This homer traveled an estimated 473 feet, which is the longest hit at Busch Stadium in the Statcast era, as well as of Riley’s career.
And now, onto the forgettable stuff.
Worst Offensive Result - Marcell Ozuna Appears
Yeah, I mean, these recaps don’t touch on every player, but somehow Marcell Ozuna is appearing in this one. With the Braves down a run in the eighth, Orlando Arcia reached on an infield error to start the frame. Ozuna, who had homered earlier in the contest, came up and wiped out the Braves’ best scoring chance for the remainder of the game.
The Braves got a single right after, so yeah, this was a bummer of an outcome — and of course, they lost by that same 5-4 score in the end.
Worst Pitching Result - Meltdown Complete
There were a lot of outcomes Jesse Chavez could’ve had when coming into this game to face Garrett Cooper with just one out standing between the Braves and a victory... but what actually happened was an outcome where the Braves not only didn’t win, they actually turned a lead into a deficit.
Aside from the obvious, there were a lot of horrible things about this. The ball wasn’t very well-hit, and would’ve been a game-ending out if hit slightly closer to any fielder. Acuña took a strange route — while it was only a five percent catch probability ball, he tried to convert that probability into a catch, only to give up after it turned out he had no shot and also make it so he no longer had the angle to cut the ball off and keep the game tied. Ah, well. All in a season.
Worst Single-Game Offensive Performance
On that same day that Ozuna hit into the double play above, Ozzie Albies had a dreadful game. Down two in the first, he flied out with a man on base to end that frame. After the Braves tied it, with the go-ahead run on third and one out, he grounded out. Down by a run in the fifth, he came up with the bases loaded and one out... and struck out. Down a run in the seventh, with both the tying and go-ahead runs on base, he tapped back to the pitcher to keep the Braves trailing. And, lastly, with the tying run on base and one out in the ninth against Josh Hader, he once again struck out.
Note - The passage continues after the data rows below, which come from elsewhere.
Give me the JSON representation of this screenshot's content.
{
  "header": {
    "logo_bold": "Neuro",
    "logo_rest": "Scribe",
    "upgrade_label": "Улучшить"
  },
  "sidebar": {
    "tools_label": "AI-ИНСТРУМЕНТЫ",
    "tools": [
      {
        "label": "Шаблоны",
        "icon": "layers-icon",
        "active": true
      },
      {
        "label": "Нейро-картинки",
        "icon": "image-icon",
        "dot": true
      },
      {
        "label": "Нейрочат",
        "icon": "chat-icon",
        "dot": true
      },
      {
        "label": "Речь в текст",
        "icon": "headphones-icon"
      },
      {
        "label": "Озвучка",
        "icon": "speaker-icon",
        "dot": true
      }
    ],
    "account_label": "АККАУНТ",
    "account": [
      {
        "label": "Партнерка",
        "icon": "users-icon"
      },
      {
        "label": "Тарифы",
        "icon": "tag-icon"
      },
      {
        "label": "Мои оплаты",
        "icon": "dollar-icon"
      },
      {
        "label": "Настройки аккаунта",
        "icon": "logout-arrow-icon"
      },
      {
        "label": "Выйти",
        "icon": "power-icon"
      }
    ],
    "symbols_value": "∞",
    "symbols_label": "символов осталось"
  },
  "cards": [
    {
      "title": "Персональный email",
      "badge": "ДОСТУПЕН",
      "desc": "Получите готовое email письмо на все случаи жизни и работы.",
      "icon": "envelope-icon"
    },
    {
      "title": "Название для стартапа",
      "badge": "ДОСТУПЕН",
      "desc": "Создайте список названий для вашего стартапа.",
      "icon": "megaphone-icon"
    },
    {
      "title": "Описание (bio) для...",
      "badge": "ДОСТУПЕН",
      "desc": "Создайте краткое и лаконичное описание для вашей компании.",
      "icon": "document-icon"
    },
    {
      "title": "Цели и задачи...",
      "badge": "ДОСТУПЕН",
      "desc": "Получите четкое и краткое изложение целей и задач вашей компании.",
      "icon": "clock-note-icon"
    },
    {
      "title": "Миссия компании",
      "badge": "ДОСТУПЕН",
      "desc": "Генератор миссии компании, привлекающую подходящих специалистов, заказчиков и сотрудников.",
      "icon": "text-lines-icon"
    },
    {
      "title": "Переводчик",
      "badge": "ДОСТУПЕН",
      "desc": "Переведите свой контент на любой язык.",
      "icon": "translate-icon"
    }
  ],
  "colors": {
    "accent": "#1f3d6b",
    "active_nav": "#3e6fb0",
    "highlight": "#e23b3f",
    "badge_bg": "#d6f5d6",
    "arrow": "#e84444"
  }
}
It was by far the worst WPA game of his career, and the only time he’s ever cleared -.300 in WPA, earning -.336 in the process.
Here’s Hader setting him down, 0-2, on the fourth pitch of the at-bat.
Worst Single-Game Starting Pitching Performance
This one is simple: Dylan Dodd was either tipping his pitches or something else in his April 9 start against the Padres, and as a result, he got hammered. He gave up two homers and managed just a 3/1 K/BB ratio in 4 1⁄3 frames. He was then sent packing to Gwinnett, where he also hasn’t shown the pinpoint command and overall effectiveness that flashed throughout Spring Training and gleamed in his lone good major league start.
Worst Single-Game Relief Pitching Performance
If we had to tag a player with this, we can tag Chavez with that single-PA result against Garrett Cooper, above. But the reality was that in that game, through little fault of their own and mostly just the fact that the Marlins didn’t record an out on a ball in play in the inning, Minter and Chavez were on the mound as the Marlins turned a 4-0 deficit into a 5-4 loss. Hopefully, the Braves have used up all of their “other team BABIPs 1.000 in an inning to stage an improbable comeback” pratfalls already this year.
Most Crushed Dinger Allowed
What makes this one worse is that Wright really shouldn’t have been out there in the first place.
See you next month!